The author is half absurd and half correct when he condemns the United Nations for its zealous pursuit of Israel as a racist and terrorist state, while the United Nations largely ignores the many genocides taking place from Russia and China to Indonesia and Brazil and Central America and onwards. He is absurd on the first count, correct on the second.
The book is fully worth four stars, definitely worth purchasing, for its articulation of a European view on “the heart of darkness” as it exists today. I was especially taken with his discussion of Buddhist versus Hindu terrorism and extremism and the use of child soldiers in Sri Lanka, since it makes the point that other religions, not just Islam and Christianity, spawn cycles of terrorism and ethnic violence.

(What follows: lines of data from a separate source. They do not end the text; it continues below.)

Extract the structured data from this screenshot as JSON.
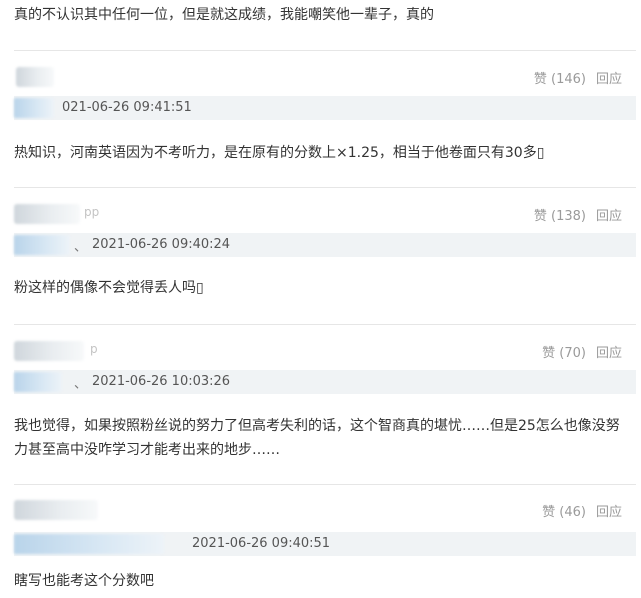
{
  "comments": [
    {
      "text": "真的不认识其中任何一位，但是就这成绩，我能嘲笑他一辈子，真的",
      "user_suffix": "",
      "like_label": "赞",
      "like_count": "(146)",
      "reply_label": "回应",
      "time_prefix": "",
      "time": "021-06-26 09:41:51"
    },
    {
      "text": "热知识，河南英语因为不考听力，是在原有的分数上×1.25，相当于他卷面只有30多▯",
      "user_suffix": "pp",
      "like_label": "赞",
      "like_count": "(138)",
      "reply_label": "回应",
      "time_prefix": "、",
      "time": "2021-06-26 09:40:24"
    },
    {
      "text": "粉这样的偶像不会觉得丢人吗▯",
      "user_suffix": "p",
      "like_label": "赞",
      "like_count": "(70)",
      "reply_label": "回应",
      "time_prefix": "、",
      "time": "2021-06-26 10:03:26"
    },
    {
      "text": "我也觉得，如果按照粉丝说的努力了但高考失利的话，这个智商真的堪忧……但是25怎么也像没努力甚至高中没咋学习才能考出来的地步……",
      "user_suffix": "",
      "like_label": "赞",
      "like_count": "(46)",
      "reply_label": "回应",
      "time_prefix": "",
      "time": "2021-06-26 09:40:51"
    }
  ],
  "last_comment": {
    "text": "瞎写也能考这个分数吧"
  }
}
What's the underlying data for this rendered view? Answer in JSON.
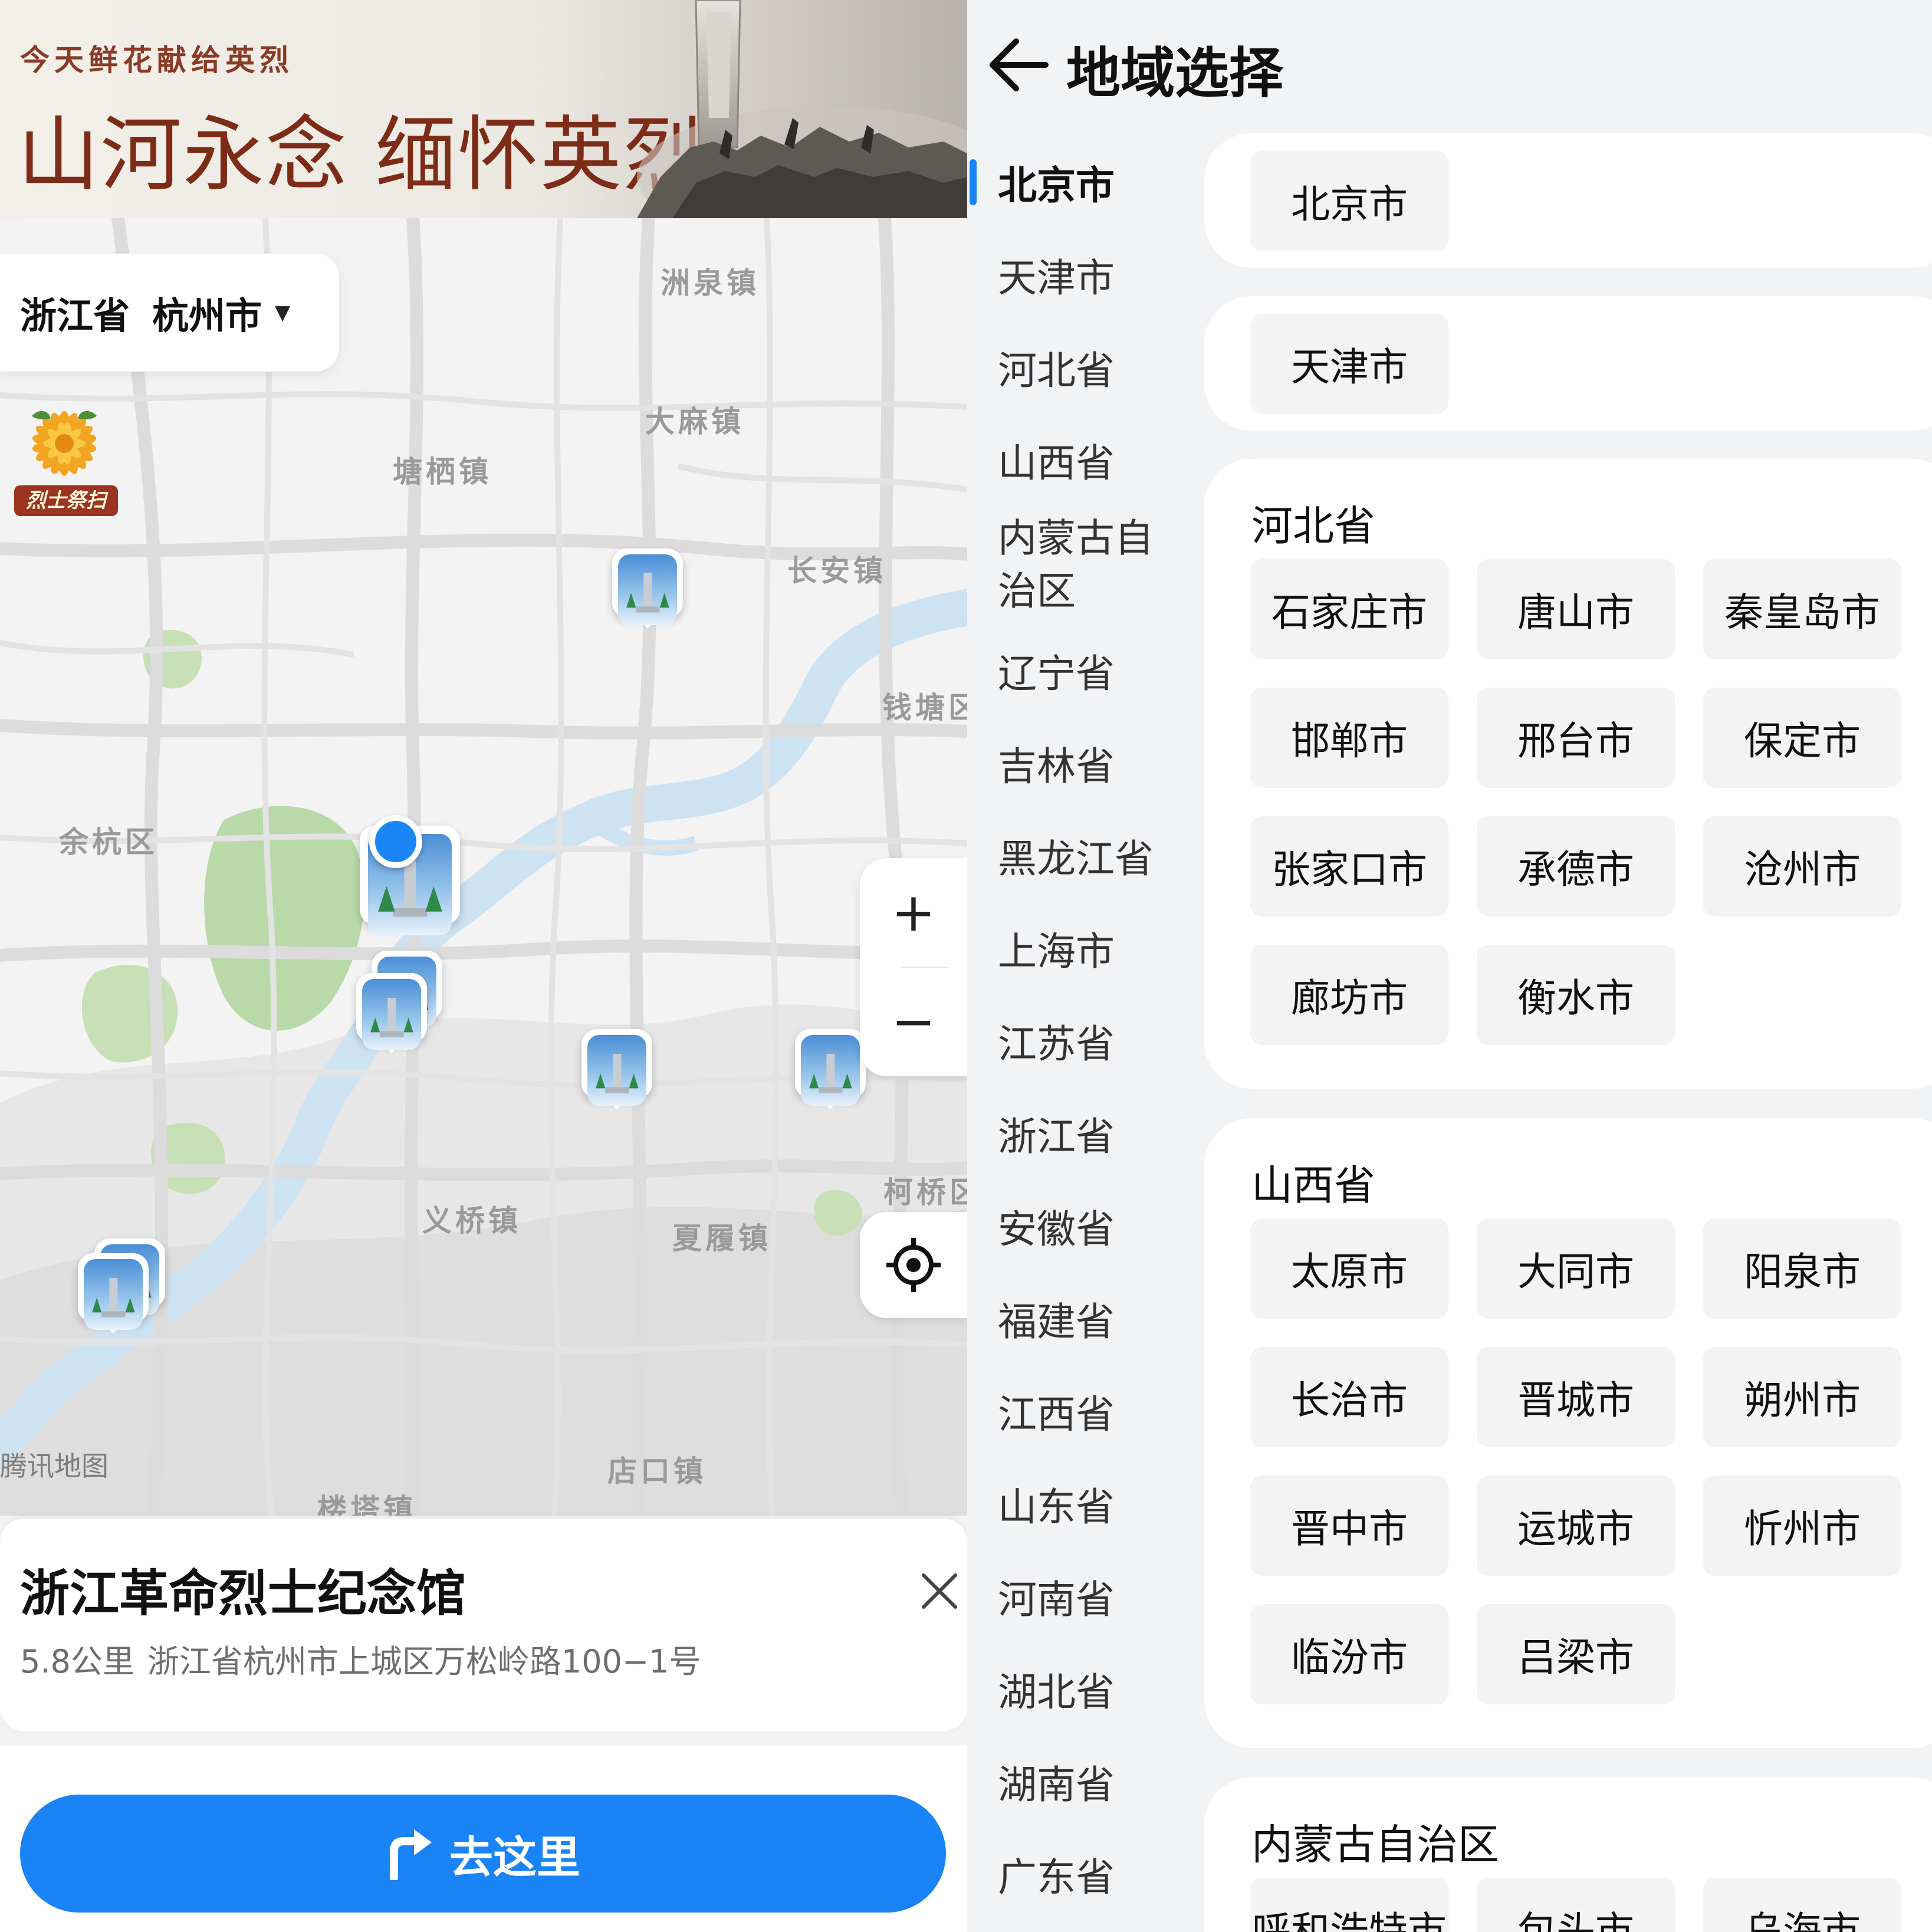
{
  "banner": {
    "subtitle": "今天鲜花献给英烈",
    "title": "山河永念 缅怀英烈"
  },
  "region_select": {
    "province": "浙江省",
    "city": "杭州市",
    "caret": "▼"
  },
  "flower_badge": {
    "label": "烈士祭扫",
    "icon": "chrysanthemum-icon"
  },
  "map": {
    "places": [
      "洲泉镇",
      "大麻镇",
      "塘栖镇",
      "长安镇",
      "钱塘区",
      "余杭区",
      "义桥镇",
      "夏履镇",
      "柯桥区",
      "楼塔镇",
      "店口镇"
    ],
    "attribution": "腾讯地图",
    "zoom_in": "+",
    "zoom_out": "−"
  },
  "info_card": {
    "name": "浙江革命烈士纪念馆",
    "distance": "5.8公里",
    "address": "浙江省杭州市上城区万松岭路100−1号"
  },
  "go_button": {
    "label": "去这里"
  },
  "region_page": {
    "title": "地域选择",
    "provinces": [
      "北京市",
      "天津市",
      "河北省",
      "山西省",
      "内蒙古自治区",
      "辽宁省",
      "吉林省",
      "黑龙江省",
      "上海市",
      "江苏省",
      "浙江省",
      "安徽省",
      "福建省",
      "江西省",
      "山东省",
      "河南省",
      "湖北省",
      "湖南省",
      "广东省"
    ],
    "active_province": "北京市",
    "groups": [
      {
        "title": "",
        "cities": [
          "北京市"
        ]
      },
      {
        "title": "",
        "cities": [
          "天津市"
        ]
      },
      {
        "title": "河北省",
        "cities": [
          "石家庄市",
          "唐山市",
          "秦皇岛市",
          "邯郸市",
          "邢台市",
          "保定市",
          "张家口市",
          "承德市",
          "沧州市",
          "廊坊市",
          "衡水市"
        ]
      },
      {
        "title": "山西省",
        "cities": [
          "太原市",
          "大同市",
          "阳泉市",
          "长治市",
          "晋城市",
          "朔州市",
          "晋中市",
          "运城市",
          "忻州市",
          "临汾市",
          "吕梁市"
        ]
      },
      {
        "title": "内蒙古自治区",
        "cities": [
          "呼和浩特市",
          "包头市",
          "乌海市"
        ]
      }
    ]
  },
  "colors": {
    "accent": "#1a84f6",
    "banner_red": "#7d2c17",
    "badge_red": "#9b3420"
  }
}
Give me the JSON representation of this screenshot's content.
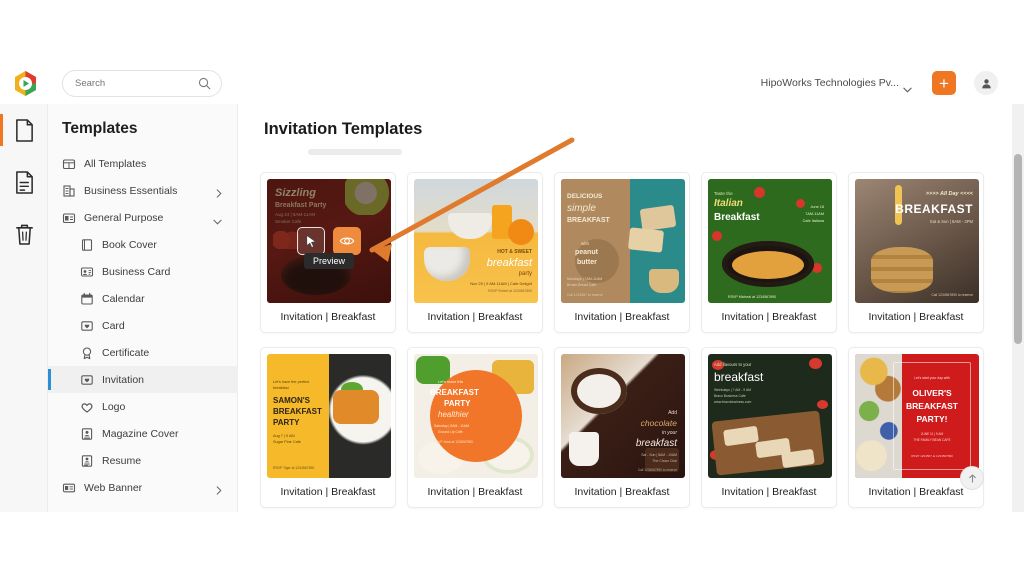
{
  "app": {
    "logo_icon": "hipo-logo-icon"
  },
  "topbar": {
    "search_placeholder": "Search",
    "search_value": "",
    "search_icon": "search-icon",
    "org_name": "HipoWorks Technologies Pv...",
    "org_chevron_icon": "chevron-down-icon",
    "add_label": "+",
    "add_icon": "plus-icon",
    "avatar_icon": "user-avatar-icon"
  },
  "rail": {
    "items": [
      {
        "icon": "document-blank-icon",
        "active": true
      },
      {
        "icon": "document-lines-icon",
        "active": false
      },
      {
        "icon": "trash-icon",
        "active": false
      }
    ]
  },
  "sidebar": {
    "title": "Templates",
    "items": [
      {
        "label": "All Templates",
        "icon": "grid-templates-icon",
        "level": 0,
        "arrow": "",
        "selected": false
      },
      {
        "label": "Business Essentials",
        "icon": "building-icon",
        "level": 0,
        "arrow": "right",
        "selected": false
      },
      {
        "label": "General Purpose",
        "icon": "list-card-icon",
        "level": 0,
        "arrow": "down",
        "selected": false
      },
      {
        "label": "Book Cover",
        "icon": "book-icon",
        "level": 1,
        "arrow": "",
        "selected": false
      },
      {
        "label": "Business Card",
        "icon": "id-card-icon",
        "level": 1,
        "arrow": "",
        "selected": false
      },
      {
        "label": "Calendar",
        "icon": "calendar-icon",
        "level": 1,
        "arrow": "",
        "selected": false
      },
      {
        "label": "Card",
        "icon": "card-heart-icon",
        "level": 1,
        "arrow": "",
        "selected": false
      },
      {
        "label": "Certificate",
        "icon": "certificate-icon",
        "level": 1,
        "arrow": "",
        "selected": false
      },
      {
        "label": "Invitation",
        "icon": "invitation-icon",
        "level": 1,
        "arrow": "",
        "selected": true
      },
      {
        "label": "Logo",
        "icon": "heart-icon",
        "level": 1,
        "arrow": "",
        "selected": false
      },
      {
        "label": "Magazine Cover",
        "icon": "magazine-icon",
        "level": 1,
        "arrow": "",
        "selected": false
      },
      {
        "label": "Resume",
        "icon": "resume-icon",
        "level": 1,
        "arrow": "",
        "selected": false
      },
      {
        "label": "Web Banner",
        "icon": "web-banner-icon",
        "level": 0,
        "arrow": "right",
        "selected": false
      }
    ]
  },
  "content": {
    "page_title": "Invitation Templates",
    "cards": [
      {
        "label": "Invitation | Breakfast",
        "art": "th1",
        "title_lines": [
          "Sizzling",
          "Breakfast Party",
          "Aug 24 | 9AM-11AM",
          "Smoker Cafe"
        ],
        "hovered": true
      },
      {
        "label": "Invitation | Breakfast",
        "art": "th2",
        "title_lines": [
          "HOT & SWEET",
          "breakfast",
          "party",
          "Nov 25 | 9 AM-11AM | Cafe Delight",
          "RSVP Robert at 1234567890"
        ],
        "hovered": false
      },
      {
        "label": "Invitation | Breakfast",
        "art": "th3",
        "title_lines": [
          "DELICIOUS",
          "simple",
          "BREAKFAST",
          "with",
          "peanut",
          "butter",
          "Mondays | 7AM-11AM",
          "Brown Bread Cafe",
          "Call 1234567 to reserve"
        ],
        "hovered": false
      },
      {
        "label": "Invitation | Breakfast",
        "art": "th4",
        "title_lines": [
          "Taste the",
          "Italian",
          "Breakfast",
          "June 18",
          "7AM-11AM",
          "Cafe Italiana",
          "RSVP Micheal at 1234567890"
        ],
        "hovered": false
      },
      {
        "label": "Invitation | Breakfast",
        "art": "th5",
        "title_lines": [
          ">>>> All Day <<<<",
          "BREAKFAST",
          "Sat & Sun | 8AM - 3PM",
          "Call 1234567890 to reserve"
        ],
        "hovered": false
      },
      {
        "label": "Invitation | Breakfast",
        "art": "th6",
        "title_lines": [
          "Let's have the perfect breakfast",
          "SAMON'S",
          "BREAKFAST",
          "PARTY",
          "Aug 7 | 9 AM",
          "Sugar Pine Cafe",
          "RSVP Tiger at 1234567890"
        ],
        "hovered": false
      },
      {
        "label": "Invitation | Breakfast",
        "art": "th7",
        "title_lines": [
          "Let's make this",
          "BREAKFAST",
          "PARTY",
          "healthier",
          "Saturday | 8AM - 11AM",
          "Ground Up Cafe",
          "RSVP Jessi at 1234567890"
        ],
        "hovered": false
      },
      {
        "label": "Invitation | Breakfast",
        "art": "th8",
        "title_lines": [
          "Add",
          "chocolate",
          "in your",
          "breakfast",
          "Sat - Sun | 8AM - 10AM",
          "The Choco Club",
          "Call 1234567890 to reserve"
        ],
        "hovered": false
      },
      {
        "label": "Invitation | Breakfast",
        "art": "th9",
        "title_lines": [
          "Add flavours to your",
          "breakfast",
          "Weekdays | 7 AM - 9 AM",
          "Bravo Business Cafe",
          "www.bravobusiness.com"
        ],
        "hovered": false
      },
      {
        "label": "Invitation | Breakfast",
        "art": "th10",
        "title_lines": [
          "Let's start your day with",
          "OLIVER'S",
          "BREAKFAST",
          "PARTY!",
          "JUNE 11 | 9 AM",
          "THE FAMILY BEAN CAFE",
          "RSVP 1234567 at 1234567890"
        ],
        "hovered": false
      }
    ],
    "preview_tooltip": "Preview",
    "preview_icon": "eye-icon",
    "cursor_icon": "cursor-arrow-icon",
    "scroll_top_icon": "arrow-up-icon"
  },
  "colors": {
    "accent_orange": "#ef7622",
    "selected_blue": "#2b8fd4",
    "preview_button": "#ef8b3c",
    "annotation_arrow": "#e07b2e"
  }
}
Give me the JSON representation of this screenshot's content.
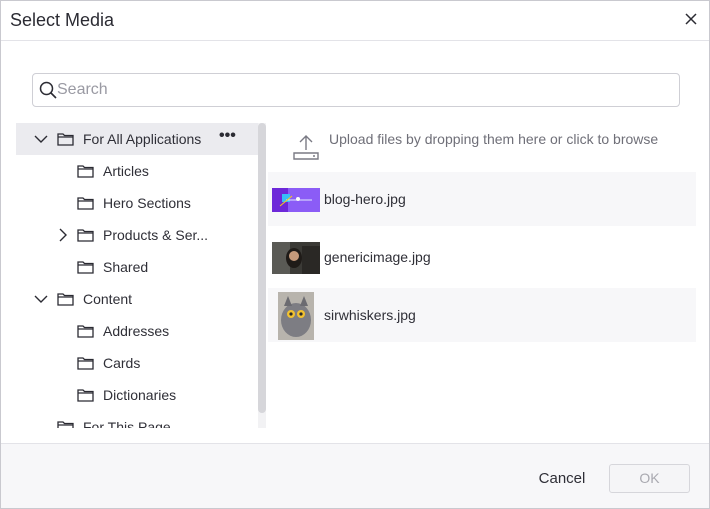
{
  "dialog": {
    "title": "Select Media"
  },
  "search": {
    "placeholder": "Search",
    "value": ""
  },
  "tree": {
    "items": [
      {
        "label": "For All Applications",
        "level": 0,
        "expanded": true,
        "selected": true,
        "has_menu": true
      },
      {
        "label": "Articles",
        "level": 1
      },
      {
        "label": "Hero Sections",
        "level": 1
      },
      {
        "label": "Products & Ser...",
        "level": 1,
        "expandable": true,
        "expanded": false
      },
      {
        "label": "Shared",
        "level": 1
      },
      {
        "label": "Content",
        "level": 0,
        "expanded": true
      },
      {
        "label": "Addresses",
        "level": 1
      },
      {
        "label": "Cards",
        "level": 1
      },
      {
        "label": "Dictionaries",
        "level": 1
      },
      {
        "label": "For This Page",
        "level": 0
      }
    ],
    "more_label": "•••"
  },
  "upload": {
    "text": "Upload files by dropping them here or click to browse"
  },
  "files": [
    {
      "name": "blog-hero.jpg"
    },
    {
      "name": "genericimage.jpg"
    },
    {
      "name": "sirwhiskers.jpg"
    }
  ],
  "footer": {
    "cancel_label": "Cancel",
    "ok_label": "OK"
  },
  "colors": {
    "selected_row": "#ebebef",
    "alt_row": "#f7f7f9",
    "muted_text": "#6f6f78"
  }
}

The book concludes on a note worthy of the greatest philosophers, a reflection on the death of memory within Western civilization, the death of *moral* memory. Having just returned from Denver, where I was privileged to observe a two-week Office of Personnel Management course on National Security, a first-class endeavor, I was struck by the recurring theme, across virtually all of the world-class lecturers: “morality matters.” Morality has a tangible value in helping nations, organizations, and individuals “get it right.” The last two pages of the book are the best, and conjure up clear and frightening pictures of billions of dispossessed swarming over the European and US cities, bringing the despair we have ignored to our doorstep. Ignore history, ignore evil, and it will eventually, inevitably, come to your doorstep. We–or perhaps even more sadly, our children and grandchildren–will pay for our moral cowardice and our historical blindness. In these final reflections, the author does demonstrate a brilliance that requires us to attend to his future reflections.
More recent books supportive of this author’s insights:
Legacy of Ashes: The History of the CIA
Web of Deceit: The History of Western Complicity in Iraq, from Churchill to Kennedy to George W. Bush
The Looming Tower: Al Qaeda and the Road to 9/11 (Vintage)
9/11 Synthetic Terror: Made in USA, Fourth Edition
The Sorrows of Empire: Militarism, Secrecy, and the End of the Republic (The American Empire Project)
The Fifty-Year Wound: How America’s Cold War Victory Has Shaped Our World
War Is a Racket: The Anti-War Classic by America’s Most Decorated General, Two Other Anti=Interventionist Tracts, and Photographs from the Horror of It
Blood Money: Wasted Billions, Lost Lives, and Corporate Greed in Iraq
Rumsfeld: His Rise, Fall, and Catastrophic Legacy